Fitzgerald constructs characterizations that connect to their rooted atmosphere. The "lazy warmth" of the South is contrasted with the frigid hustle and bustle of the North. Sally's life in the South is a part of her characterization. It is for this reason that the atmospheric conditions of the South help to enhance her identity, something that Clark suggests is going to “be a lot different from us, every way." The use of the collective "us" in the sentence helps to enhance how atmospheric conditions help to enhance characterization and identity differences in both North and South. As Sally travels to the North, she is cold and finding herself in a position of change from where she was. This is atmospheric, as the North is fundamentally colder than the South, as seen when Sally shares a “faintly familiar icy-cold face” with her fiance. Yet, it is also reflective of an identity change in which Sally is recognizing that what she originally thought about the North and herself might not be as certain as she originally thought.
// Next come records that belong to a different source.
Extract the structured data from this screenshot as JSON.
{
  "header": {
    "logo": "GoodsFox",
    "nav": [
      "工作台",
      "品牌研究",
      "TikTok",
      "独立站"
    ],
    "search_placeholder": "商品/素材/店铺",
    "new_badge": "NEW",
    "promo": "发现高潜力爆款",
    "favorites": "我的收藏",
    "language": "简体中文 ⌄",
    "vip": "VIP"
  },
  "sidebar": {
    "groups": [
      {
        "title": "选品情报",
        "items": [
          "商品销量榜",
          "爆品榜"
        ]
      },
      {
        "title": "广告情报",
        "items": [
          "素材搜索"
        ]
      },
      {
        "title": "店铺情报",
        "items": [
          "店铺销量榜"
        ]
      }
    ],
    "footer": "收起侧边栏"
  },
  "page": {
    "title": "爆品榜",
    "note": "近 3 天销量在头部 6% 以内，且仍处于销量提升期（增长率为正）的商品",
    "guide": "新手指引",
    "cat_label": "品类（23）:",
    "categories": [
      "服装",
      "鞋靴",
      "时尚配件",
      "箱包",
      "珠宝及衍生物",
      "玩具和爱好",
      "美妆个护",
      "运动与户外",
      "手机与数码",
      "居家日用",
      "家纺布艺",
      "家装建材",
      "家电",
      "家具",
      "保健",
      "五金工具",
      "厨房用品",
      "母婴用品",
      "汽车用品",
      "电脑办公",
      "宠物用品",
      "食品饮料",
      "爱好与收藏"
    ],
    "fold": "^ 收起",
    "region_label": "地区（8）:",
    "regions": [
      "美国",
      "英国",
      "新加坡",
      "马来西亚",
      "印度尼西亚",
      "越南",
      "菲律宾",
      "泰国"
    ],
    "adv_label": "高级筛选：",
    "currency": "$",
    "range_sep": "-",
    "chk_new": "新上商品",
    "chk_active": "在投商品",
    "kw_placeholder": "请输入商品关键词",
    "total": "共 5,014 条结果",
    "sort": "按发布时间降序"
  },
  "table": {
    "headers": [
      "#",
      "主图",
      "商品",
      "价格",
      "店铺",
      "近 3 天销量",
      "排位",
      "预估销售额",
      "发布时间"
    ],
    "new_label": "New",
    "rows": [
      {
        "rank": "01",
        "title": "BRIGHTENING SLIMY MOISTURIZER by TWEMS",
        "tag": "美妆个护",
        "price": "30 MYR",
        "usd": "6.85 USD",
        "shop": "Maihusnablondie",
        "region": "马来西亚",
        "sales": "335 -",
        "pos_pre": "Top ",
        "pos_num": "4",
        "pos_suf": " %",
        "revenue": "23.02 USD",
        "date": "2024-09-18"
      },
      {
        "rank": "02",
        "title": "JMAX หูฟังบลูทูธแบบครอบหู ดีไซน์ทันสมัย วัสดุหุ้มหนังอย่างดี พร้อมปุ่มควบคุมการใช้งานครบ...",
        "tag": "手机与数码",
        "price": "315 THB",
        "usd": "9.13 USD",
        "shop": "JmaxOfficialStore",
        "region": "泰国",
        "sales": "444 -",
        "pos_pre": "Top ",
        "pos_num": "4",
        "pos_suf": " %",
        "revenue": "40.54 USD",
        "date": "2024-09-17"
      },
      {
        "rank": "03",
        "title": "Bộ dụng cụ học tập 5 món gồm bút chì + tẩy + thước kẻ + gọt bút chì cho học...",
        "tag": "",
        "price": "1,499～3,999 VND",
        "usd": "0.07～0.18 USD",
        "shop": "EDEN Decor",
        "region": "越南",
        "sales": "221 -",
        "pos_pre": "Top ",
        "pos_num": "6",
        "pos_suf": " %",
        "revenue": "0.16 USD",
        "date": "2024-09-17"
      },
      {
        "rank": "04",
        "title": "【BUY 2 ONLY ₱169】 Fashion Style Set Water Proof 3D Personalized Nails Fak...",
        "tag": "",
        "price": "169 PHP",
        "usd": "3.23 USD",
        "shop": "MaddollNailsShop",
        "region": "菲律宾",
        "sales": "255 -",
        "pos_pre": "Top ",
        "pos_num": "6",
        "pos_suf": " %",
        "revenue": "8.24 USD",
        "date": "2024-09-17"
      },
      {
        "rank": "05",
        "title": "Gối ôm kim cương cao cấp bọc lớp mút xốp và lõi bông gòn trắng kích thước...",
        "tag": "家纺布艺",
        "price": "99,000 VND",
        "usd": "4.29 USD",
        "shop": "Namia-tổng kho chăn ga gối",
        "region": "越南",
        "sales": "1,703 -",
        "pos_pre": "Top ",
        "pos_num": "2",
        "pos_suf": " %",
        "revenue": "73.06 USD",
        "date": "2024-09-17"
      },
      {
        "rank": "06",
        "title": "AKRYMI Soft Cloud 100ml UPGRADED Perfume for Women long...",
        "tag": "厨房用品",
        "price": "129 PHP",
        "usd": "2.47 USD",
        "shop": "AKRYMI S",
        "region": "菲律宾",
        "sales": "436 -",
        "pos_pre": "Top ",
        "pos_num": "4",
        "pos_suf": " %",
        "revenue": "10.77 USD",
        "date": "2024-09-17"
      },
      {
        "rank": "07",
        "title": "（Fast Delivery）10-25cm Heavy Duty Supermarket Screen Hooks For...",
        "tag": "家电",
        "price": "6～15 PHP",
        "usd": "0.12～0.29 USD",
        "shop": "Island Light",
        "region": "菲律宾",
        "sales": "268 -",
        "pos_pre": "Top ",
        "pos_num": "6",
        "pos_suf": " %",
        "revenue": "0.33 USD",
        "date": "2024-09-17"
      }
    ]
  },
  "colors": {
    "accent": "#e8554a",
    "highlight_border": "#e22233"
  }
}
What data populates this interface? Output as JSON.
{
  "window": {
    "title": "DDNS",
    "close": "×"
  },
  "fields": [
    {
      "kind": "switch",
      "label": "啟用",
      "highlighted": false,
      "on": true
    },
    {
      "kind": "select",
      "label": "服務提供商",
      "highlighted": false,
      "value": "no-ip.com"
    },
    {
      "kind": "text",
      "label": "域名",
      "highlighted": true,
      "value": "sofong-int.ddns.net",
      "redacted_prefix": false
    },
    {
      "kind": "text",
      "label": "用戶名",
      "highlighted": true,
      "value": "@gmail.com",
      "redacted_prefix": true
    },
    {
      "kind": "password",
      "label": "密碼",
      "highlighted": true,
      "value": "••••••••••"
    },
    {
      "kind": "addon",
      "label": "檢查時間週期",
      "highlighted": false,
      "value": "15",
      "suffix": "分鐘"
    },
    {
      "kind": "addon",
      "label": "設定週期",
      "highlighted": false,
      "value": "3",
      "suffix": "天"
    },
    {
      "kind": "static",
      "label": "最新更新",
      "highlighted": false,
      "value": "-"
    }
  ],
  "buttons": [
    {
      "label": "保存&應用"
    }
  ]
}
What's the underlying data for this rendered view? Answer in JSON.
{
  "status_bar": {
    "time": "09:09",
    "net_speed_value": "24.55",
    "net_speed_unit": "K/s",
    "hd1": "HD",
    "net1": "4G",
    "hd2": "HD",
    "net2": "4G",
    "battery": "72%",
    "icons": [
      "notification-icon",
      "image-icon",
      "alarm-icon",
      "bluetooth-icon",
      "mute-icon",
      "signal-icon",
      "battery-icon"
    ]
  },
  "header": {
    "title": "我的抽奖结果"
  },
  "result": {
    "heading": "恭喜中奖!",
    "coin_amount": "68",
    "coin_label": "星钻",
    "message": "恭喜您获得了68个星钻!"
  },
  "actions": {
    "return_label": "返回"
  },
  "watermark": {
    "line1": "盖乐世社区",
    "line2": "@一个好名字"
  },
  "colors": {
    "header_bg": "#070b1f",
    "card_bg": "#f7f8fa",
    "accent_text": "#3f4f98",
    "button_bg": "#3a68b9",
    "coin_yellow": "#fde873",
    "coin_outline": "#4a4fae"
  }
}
The connection between atmosphere and characters is seen in how Sally is regarded as an outsider in the North. She finds herself "frozen" against the idea of inclusion. She is proverbially frozen on the outside looking in. When Sally is lost in the Ice Palace, it is both literal and symbolic in terms of how she will never be able to acclimate herself to life in the North. She will forever be pushed on the outside, and the need for her to hallucinate and see apparitions is reflective of how out of place she really is. Her insistence on returning back to the South “to-morrow! To-morrow!” is indicative of how the atmosphere of the North is nowhere near as comforting as the conditions she had in the South. Atmosphere and identity becomes reflective and connected to one another.